8 II, 65
9 This is true with one notable exception: Nicias. His fault was not with his desire for glory, but for his faith in tradition and his dependence upon the past. He, unlike Pericles, was not the idealized Athenian.
13 For a decent laugh at Cleon’s expense, see Aristophanes’ The wasps.
14 In comparing the Sicilian Athenagoras and the Athenian Cleon, Finley writes; “Thucydides is illustrating in the policies of both Cleon and Athenagoras the possibility, ever present under a democratic government, that politicians for their own partisan ends may jeopardize a people’s military effectiveness.” (Three essays on Thucydides, 155)
15 Finley writes in Thucydides; “The question has often been discussed whether, after 445, Pericles had become convinced that Athens’ expansion was over, at least on the mainland, and the historian’s answer evidently is that he had become so convinced, so far as the present war was concerned.” (194) Pericles does not make reference to invading islands not already under Athenian rule, only maintaining the empire as it stood.
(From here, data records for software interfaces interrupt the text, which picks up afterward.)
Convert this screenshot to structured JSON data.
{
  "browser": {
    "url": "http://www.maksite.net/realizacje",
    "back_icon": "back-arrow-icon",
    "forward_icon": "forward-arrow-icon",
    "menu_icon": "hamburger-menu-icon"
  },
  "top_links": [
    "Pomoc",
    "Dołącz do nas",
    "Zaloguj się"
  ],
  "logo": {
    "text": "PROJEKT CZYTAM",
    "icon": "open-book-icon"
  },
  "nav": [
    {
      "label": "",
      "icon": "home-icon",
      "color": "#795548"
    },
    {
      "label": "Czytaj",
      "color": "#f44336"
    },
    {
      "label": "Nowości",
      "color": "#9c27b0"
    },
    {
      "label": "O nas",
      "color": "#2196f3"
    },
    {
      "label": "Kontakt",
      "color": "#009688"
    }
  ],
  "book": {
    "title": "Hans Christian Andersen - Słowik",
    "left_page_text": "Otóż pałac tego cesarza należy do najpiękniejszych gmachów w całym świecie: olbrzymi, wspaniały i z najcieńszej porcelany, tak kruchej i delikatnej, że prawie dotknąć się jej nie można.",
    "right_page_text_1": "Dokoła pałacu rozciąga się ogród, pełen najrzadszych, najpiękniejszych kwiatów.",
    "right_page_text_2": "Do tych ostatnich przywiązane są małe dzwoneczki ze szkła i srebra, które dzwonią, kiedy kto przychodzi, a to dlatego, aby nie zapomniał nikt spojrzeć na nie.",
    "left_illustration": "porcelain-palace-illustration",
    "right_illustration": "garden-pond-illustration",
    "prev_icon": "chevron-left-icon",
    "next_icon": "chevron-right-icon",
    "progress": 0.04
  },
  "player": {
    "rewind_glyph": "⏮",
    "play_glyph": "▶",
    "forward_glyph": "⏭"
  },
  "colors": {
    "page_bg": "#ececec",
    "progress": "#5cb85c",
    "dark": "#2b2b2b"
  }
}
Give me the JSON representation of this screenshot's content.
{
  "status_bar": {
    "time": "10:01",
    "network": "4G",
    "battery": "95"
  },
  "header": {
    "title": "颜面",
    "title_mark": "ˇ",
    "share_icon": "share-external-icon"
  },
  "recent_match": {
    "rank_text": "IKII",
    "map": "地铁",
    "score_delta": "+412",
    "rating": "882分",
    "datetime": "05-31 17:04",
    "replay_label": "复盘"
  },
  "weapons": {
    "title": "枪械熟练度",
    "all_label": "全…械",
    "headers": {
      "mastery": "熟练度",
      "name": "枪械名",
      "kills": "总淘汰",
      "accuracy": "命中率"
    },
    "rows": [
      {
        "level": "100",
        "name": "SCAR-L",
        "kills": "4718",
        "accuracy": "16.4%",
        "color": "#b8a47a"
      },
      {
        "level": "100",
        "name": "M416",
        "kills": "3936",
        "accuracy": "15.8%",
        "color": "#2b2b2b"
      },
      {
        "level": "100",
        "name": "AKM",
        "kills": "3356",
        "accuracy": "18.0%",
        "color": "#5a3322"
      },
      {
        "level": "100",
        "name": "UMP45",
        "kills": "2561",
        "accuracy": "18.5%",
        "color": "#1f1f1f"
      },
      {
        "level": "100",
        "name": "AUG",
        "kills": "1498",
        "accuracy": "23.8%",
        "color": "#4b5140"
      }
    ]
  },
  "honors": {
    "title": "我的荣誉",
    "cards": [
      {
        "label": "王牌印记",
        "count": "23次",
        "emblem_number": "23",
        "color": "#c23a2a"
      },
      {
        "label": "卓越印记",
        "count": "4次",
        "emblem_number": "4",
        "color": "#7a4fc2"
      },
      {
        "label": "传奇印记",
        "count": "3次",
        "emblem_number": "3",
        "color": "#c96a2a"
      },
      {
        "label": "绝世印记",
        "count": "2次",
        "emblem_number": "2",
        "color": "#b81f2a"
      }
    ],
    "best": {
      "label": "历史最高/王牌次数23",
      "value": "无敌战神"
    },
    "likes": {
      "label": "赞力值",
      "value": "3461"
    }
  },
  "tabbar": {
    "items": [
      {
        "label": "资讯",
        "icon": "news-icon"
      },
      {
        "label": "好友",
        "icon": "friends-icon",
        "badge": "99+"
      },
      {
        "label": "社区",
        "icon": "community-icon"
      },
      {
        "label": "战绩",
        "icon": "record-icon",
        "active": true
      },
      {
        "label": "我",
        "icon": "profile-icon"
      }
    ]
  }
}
16 This criticism does seem to have personal undertones, perhaps because of Thucydides’ exile in 424 and his failure in battle.
17 The Melian dialogue in book five of the History truly shows the vanity of later Athenian imperialistic aims. Forcibly subjecting the population of Melos to Athenian rule is far from the polices Pericles had in mind when he told the Athenians how to win the war in books one and two.
18 Pericles’ funeral oration in book one expresses this nationalistic sentiment. Thucydides’ firm belief in Athens’ glory leads him to write to the history in the first place.
19 This lea to the rebuilding of Athens after the war and the Delian League’s contributions to making Athens a city of marble. (I, 87)
20 Francis Macdonald Cornford’s Thucydides Mythistoricus places another black mark against Alcibiades; “Thucydides has not told us who played on this occasion the part Cleon played in the massacre of Mytilene; but Plutarch informs us. It was Alcibiades.” (186) Plutarch writes; “He was the principal cause of the slaughter of all the inhabitants of the isle of Melos who were or age to bear arms, having spoken in favour of that decree.” (244)
21 In his speech before Sparta, Alcibiades says; “As for democracy, those of us with any sense at all knew what that means, and I just as much as any. Indeed, I am well equipped to make an attack on it; but nothing new can be said of a system which is generally recognized as absurd.” (VI, 89)